import oracle.aurora.rdbms.DbmsJava;

void save (Class c1)
  ClassHandle handle = ClassHandle.lookup(c1);
  Schema schema = handle.schema();
  writeName (schema.getName());
  writeName (c1.getName());

Class restore()
  String schemaName = readName();
  String className = readName();
  return DbmsJava.classForNameAndSchema (schemaName, className);

2.8.3 Supply Class and Schema Names to lookupClass()

You can supply a String value containing both the schema and class names to the oracle.aurora.util.ClassForName.lookupClass() method. When called, this method locates the class in the specified schema. The string must be in the following format:


For example, to locate com.package.myclass in the HR schema, use the following:



Use uppercase characters for the schema name. In this case, the schema name is case-sensitive.

2.8.4 Supply Class and Schema Names when Serializing

When you deserialize a class, part of the operation is to lookup a class based on a name. To ensure that the lookup is successful, the serialized object must contain both the class and schema names.

Oracle Database provides the following classes for serializing and deserializing objects:

  • oracle.aurora.rdbms.DbmsObjectOutputStream

    This class extends java.io.ObjectOutputStream and adds schema names in the appropriate places.

  • oracle.aurora.rdbms.DbmsObjectInputStream

    This class extends java.io.ObjectInputStream and reads streams written by DbmsObjectOutputStream. You can use this class in any environment. If used within Oracle Database, then the schema names are read out and used when performing the class lookup. If used on a client, then the schema names are ignored.

2.8.5 Class.forName Example

The following example shows several methods for looking up a class:

import oracle.aurora.vm.OracleRuntime;
import oracle.aurora.rdbms.Schema;
import oracle.aurora.rdbms.DbmsJava;

public class ForName
  private Class from;
  /* Supply an explicit class to the constructor */
  public ForName(Class from)
    this.from = from;
  /* Use the class of the code containing the "new ForName()" */
  public ForName()
    from = OracleRuntime.getCallerClass();

  /* lookup relative to Class supplied to constructor */
  public Class lookupWithClassLoader(String name) throws ClassNotFoundException
    /* A ClassLoader uses the resolver associated with the class*/
    return Class.forName(name, true, from.getClassLoader());

  /* In case the schema containing the class is known */
  static Class lookupWithSchema(String name, String schema)
    Schema s = Schema.lookup(schema);
    return DbmsJava.classForNameAndSchema(name, s);

The preceding example uses the following methods for locating a class:

  • To use the resolver of the class of an instance, call lookupWithClassLoader(). This method supplies a class loader to the Class.forName() method in the from variable.

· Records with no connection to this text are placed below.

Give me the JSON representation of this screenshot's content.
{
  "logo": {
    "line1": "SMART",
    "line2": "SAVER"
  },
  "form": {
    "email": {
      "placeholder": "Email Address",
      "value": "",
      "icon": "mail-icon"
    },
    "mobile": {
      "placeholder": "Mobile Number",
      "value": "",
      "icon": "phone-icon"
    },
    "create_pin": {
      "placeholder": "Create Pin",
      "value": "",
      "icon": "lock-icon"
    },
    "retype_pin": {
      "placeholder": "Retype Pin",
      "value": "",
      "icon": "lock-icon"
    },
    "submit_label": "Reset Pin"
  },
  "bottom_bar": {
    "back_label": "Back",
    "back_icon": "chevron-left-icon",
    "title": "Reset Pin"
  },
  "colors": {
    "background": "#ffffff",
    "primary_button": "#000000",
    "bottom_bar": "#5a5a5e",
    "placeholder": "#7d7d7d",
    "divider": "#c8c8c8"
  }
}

The class loader specified in the from variable defaults to this class.

  • To use the resolver from a specific class, call ForName() with the designated class name, followed by lookupWithClassLoader(). The ForName() method sets the from variable to the specified class. The lookupWithClassLoader() method uses the class loader from the specified class.

  • To use the resolver from the calling class, first call the ForName() method without any parameters. It sets the from variable to the calling class. Then, call the lookupWithClassLoader() method to locate the class using the resolver of the calling class.

  • To lookup a class in a specified schema, call the lookupWithSchema() method. This provides the class and schema name to the classForNameAndSchema() method.